The Olympic Games, with its distinctive ethos and reach, offers a valuable opportunity for those able to mobilise it as a platform for their own purposes. This paper focuses on how global social justice groups are pursuing this goal. It is argued that the types of protest utilising the Olympic platform change over time and reflect distinct historical phases of the Games. Contemporary anti-Olympic and Olympic watchdog campaigns are characterised by contestation over the prioritising of corporate interests, so contribute to wider critiques of globalising capitalism. The Play Fair campaign for the rights of workers making official Olympic merchandise and supplies exemplifies this, as it mobilises the Olympic platform to question and influence working practices within transnational supply chains. A case study of the campaign is presented, drawing on documentary analysis, interviews and participant observations undertaken since the launch of PlayFair 2012 in February 2010. It was found that by targeting London 2012 corporate discourses of 'ethics' and 'sustainability' in its campaign to ensure a 'sweat free' Olympics, Play Fair connects the production of major sporting events to wider issues of global inequality, poverty and structural problems in transnational labour markets.
- Olympic Games
- PlayFair 2012
- social movements
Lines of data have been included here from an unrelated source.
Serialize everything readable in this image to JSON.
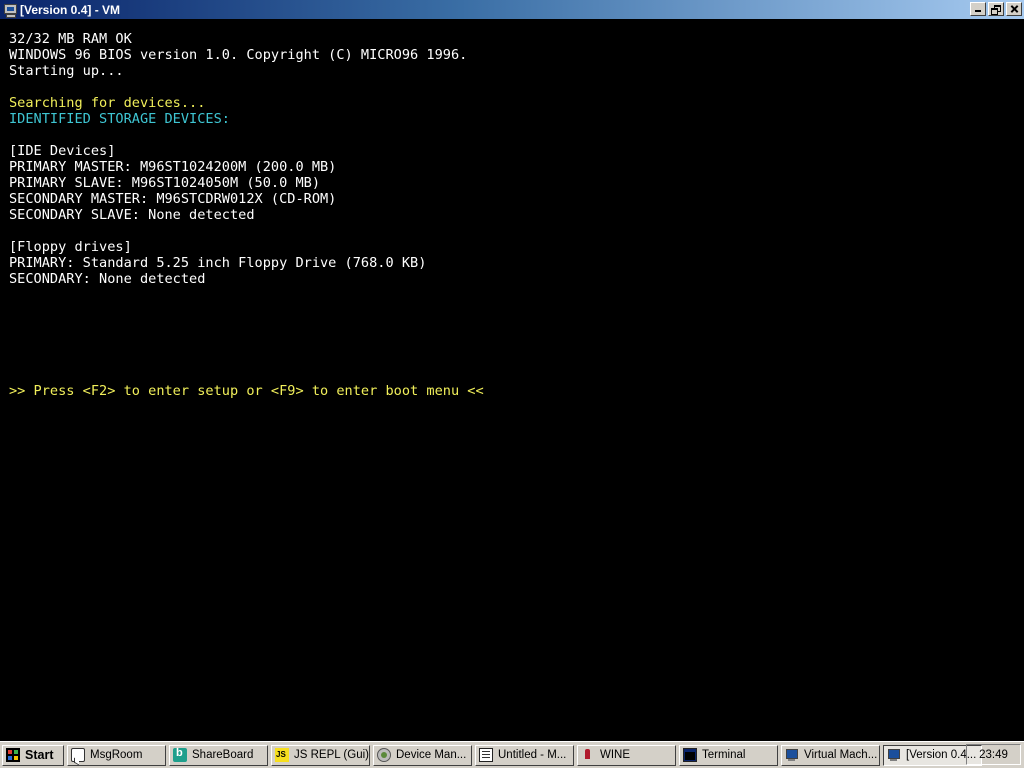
{
  "window": {
    "title": "[Version 0.4] - VM",
    "icon": "vm-monitor-icon"
  },
  "console": {
    "lines": [
      {
        "text": "32/32 MB RAM OK",
        "color": "white"
      },
      {
        "text": "WINDOWS 96 BIOS version 1.0. Copyright (C) MICRO96 1996.",
        "color": "white"
      },
      {
        "text": "Starting up...",
        "color": "white"
      },
      {
        "text": "",
        "color": "white"
      },
      {
        "text": "Searching for devices...",
        "color": "yellow"
      },
      {
        "text": "IDENTIFIED STORAGE DEVICES:",
        "color": "cyan"
      },
      {
        "text": "",
        "color": "white"
      },
      {
        "text": "[IDE Devices]",
        "color": "white"
      },
      {
        "text": "PRIMARY MASTER: M96ST1024200M (200.0 MB)",
        "color": "white"
      },
      {
        "text": "PRIMARY SLAVE: M96ST1024050M (50.0 MB)",
        "color": "white"
      },
      {
        "text": "SECONDARY MASTER: M96STCDRW012X (CD-ROM)",
        "color": "white"
      },
      {
        "text": "SECONDARY SLAVE: None detected",
        "color": "white"
      },
      {
        "text": "",
        "color": "white"
      },
      {
        "text": "[Floppy drives]",
        "color": "white"
      },
      {
        "text": "PRIMARY: Standard 5.25 inch Floppy Drive (768.0 KB)",
        "color": "white"
      },
      {
        "text": "SECONDARY: None detected",
        "color": "white"
      },
      {
        "text": "",
        "color": "white"
      },
      {
        "text": "",
        "color": "white"
      },
      {
        "text": "",
        "color": "white"
      },
      {
        "text": "",
        "color": "white"
      },
      {
        "text": "",
        "color": "white"
      },
      {
        "text": "",
        "color": "white"
      },
      {
        "text": ">> Press <F2> to enter setup or <F9> to enter boot menu <<",
        "color": "yellow"
      }
    ],
    "colors": {
      "white": "#ffffff",
      "yellow": "#f1ef5a",
      "cyan": "#3ec5d2",
      "background": "#000000"
    }
  },
  "taskbar": {
    "start_label": "Start",
    "buttons": [
      {
        "label": "MsgRoom",
        "icon": "msgroom-icon",
        "active": false
      },
      {
        "label": "ShareBoard",
        "icon": "shareboard-icon",
        "active": false
      },
      {
        "label": "JS REPL (Gui)",
        "icon": "js-repl-icon",
        "active": false
      },
      {
        "label": "Device Man...",
        "icon": "device-manager-icon",
        "active": false
      },
      {
        "label": "Untitled - M...",
        "icon": "notepad-icon",
        "active": false
      },
      {
        "label": "WINE",
        "icon": "wine-icon",
        "active": false
      },
      {
        "label": "Terminal",
        "icon": "terminal-icon",
        "active": false
      },
      {
        "label": "Virtual Mach...",
        "icon": "virtual-machine-icon",
        "active": false
      },
      {
        "label": "[Version 0.4...",
        "icon": "vm-window-icon",
        "active": true
      }
    ],
    "clock": "23:49"
  }
}
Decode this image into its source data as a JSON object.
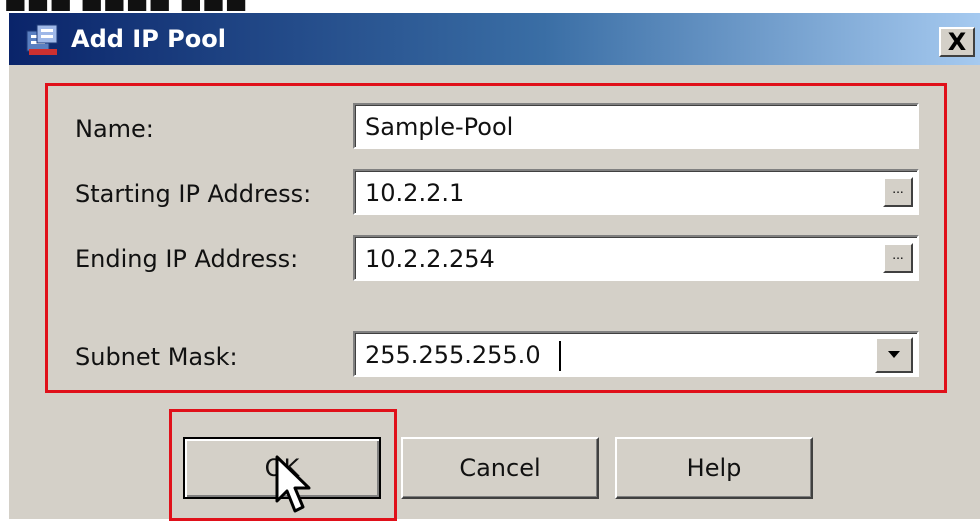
{
  "window": {
    "title": "Add IP Pool",
    "close_label": "X"
  },
  "form": {
    "name_label": "Name:",
    "name_value": "Sample-Pool",
    "start_label": "Starting IP Address:",
    "start_value": "10.2.2.1",
    "end_label": "Ending IP Address:",
    "end_value": "10.2.2.254",
    "mask_label": "Subnet Mask:",
    "mask_value": "255.255.255.0",
    "browse_label": "..."
  },
  "buttons": {
    "ok": "OK",
    "cancel": "Cancel",
    "help": "Help"
  },
  "colors": {
    "highlight": "#e0101a",
    "titlebar_start": "#0a246a",
    "titlebar_end": "#a6caf0",
    "dialog_bg": "#d4d0c8"
  },
  "icons": [
    "pool-icon",
    "close-icon",
    "ellipsis-icon",
    "chevron-down-icon",
    "mouse-pointer-icon"
  ]
}
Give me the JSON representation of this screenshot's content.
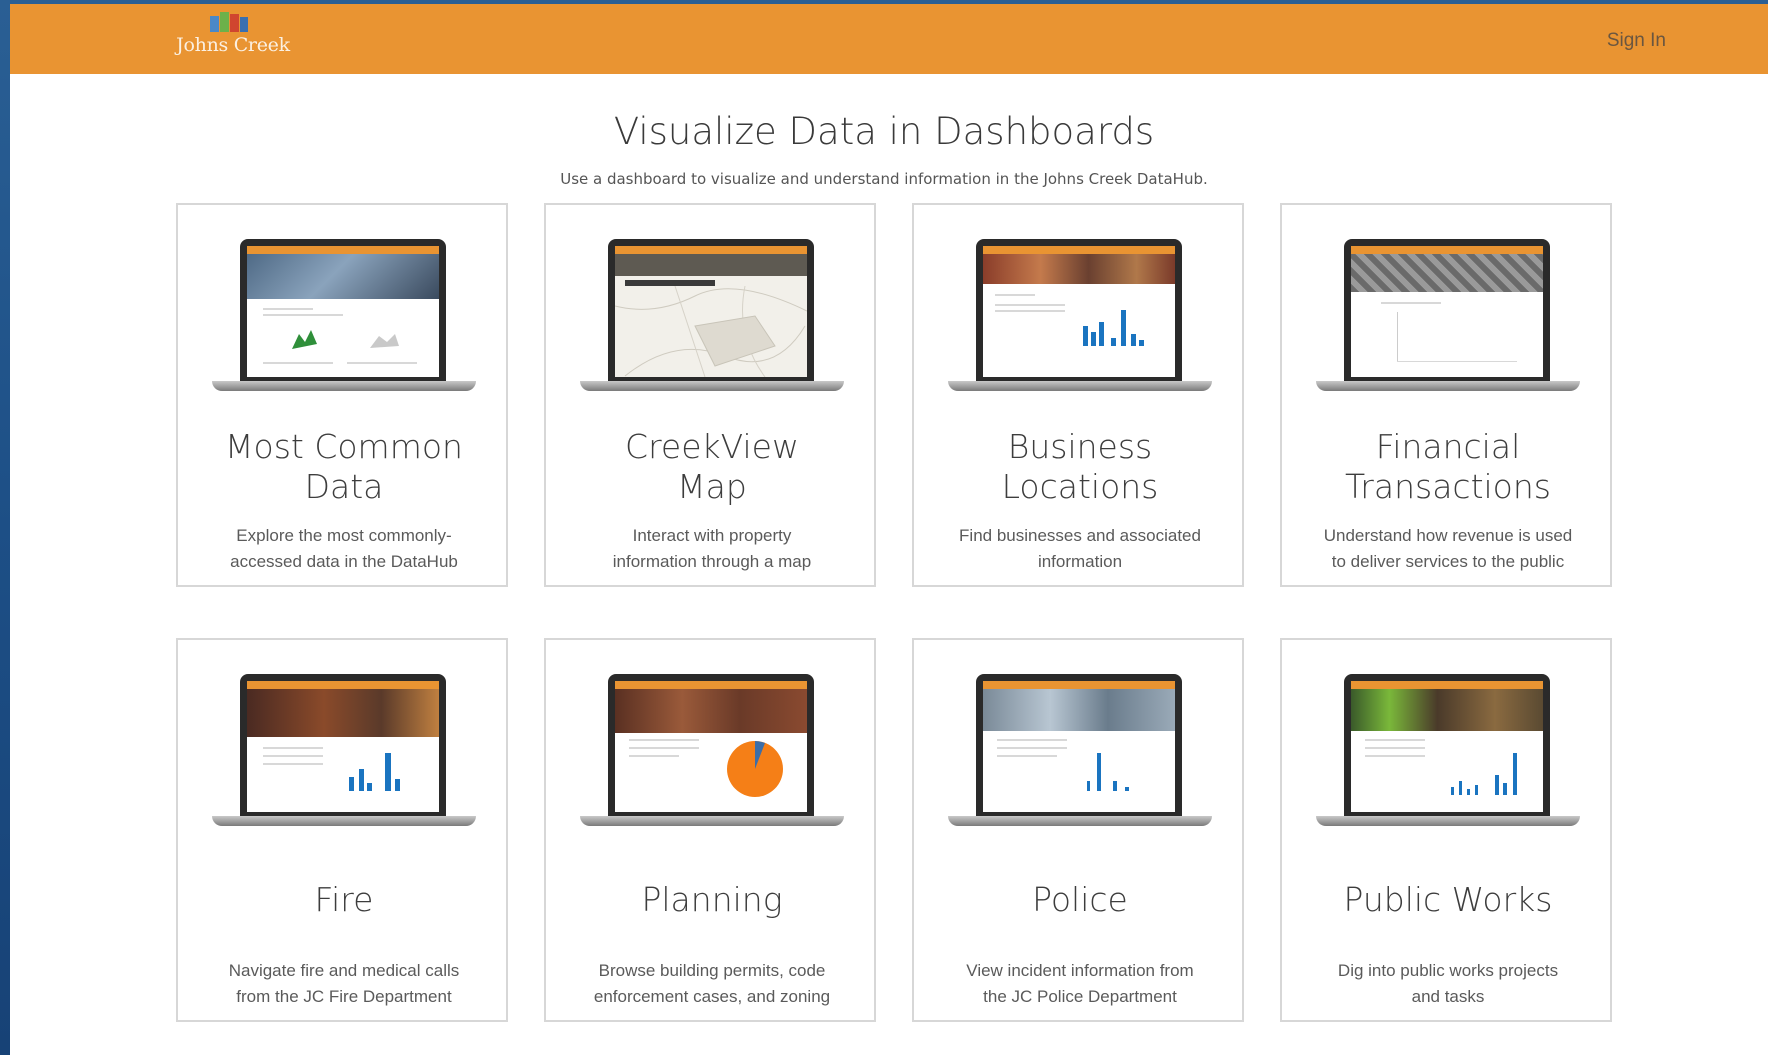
{
  "header": {
    "logo_text": "Johns Creek",
    "sign_in": "Sign In",
    "colors": {
      "bar": "#e99432"
    }
  },
  "main": {
    "title": "Visualize Data in Dashboards",
    "subtitle": "Use a dashboard to visualize and understand information in the Johns Creek DataHub."
  },
  "cards": [
    {
      "title_line1": "Most Common",
      "title_line2": "Data",
      "desc_line1": "Explore the most commonly-",
      "desc_line2": "accessed data in the DataHub"
    },
    {
      "title_line1": "CreekView",
      "title_line2": "Map",
      "desc_line1": "Interact with property",
      "desc_line2": "information through a map"
    },
    {
      "title_line1": "Business",
      "title_line2": "Locations",
      "desc_line1": "Find businesses and associated",
      "desc_line2": "information"
    },
    {
      "title_line1": "Financial",
      "title_line2": "Transactions",
      "desc_line1": "Understand how revenue is used",
      "desc_line2": "to deliver services to the public"
    },
    {
      "title_line1": "Fire",
      "title_line2": "",
      "desc_line1": "Navigate fire and medical calls",
      "desc_line2": "from the JC Fire Department"
    },
    {
      "title_line1": "Planning",
      "title_line2": "",
      "desc_line1": "Browse building permits, code",
      "desc_line2": "enforcement cases, and zoning"
    },
    {
      "title_line1": "Police",
      "title_line2": "",
      "desc_line1": "View incident information from",
      "desc_line2": "the JC Police Department"
    },
    {
      "title_line1": "Public Works",
      "title_line2": "",
      "desc_line1": "Dig into public works projects",
      "desc_line2": "and tasks"
    }
  ]
}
ASJC Scopus subject areas
- Geography, Planning and Development
- Tourism, Leisure and Hospitality Management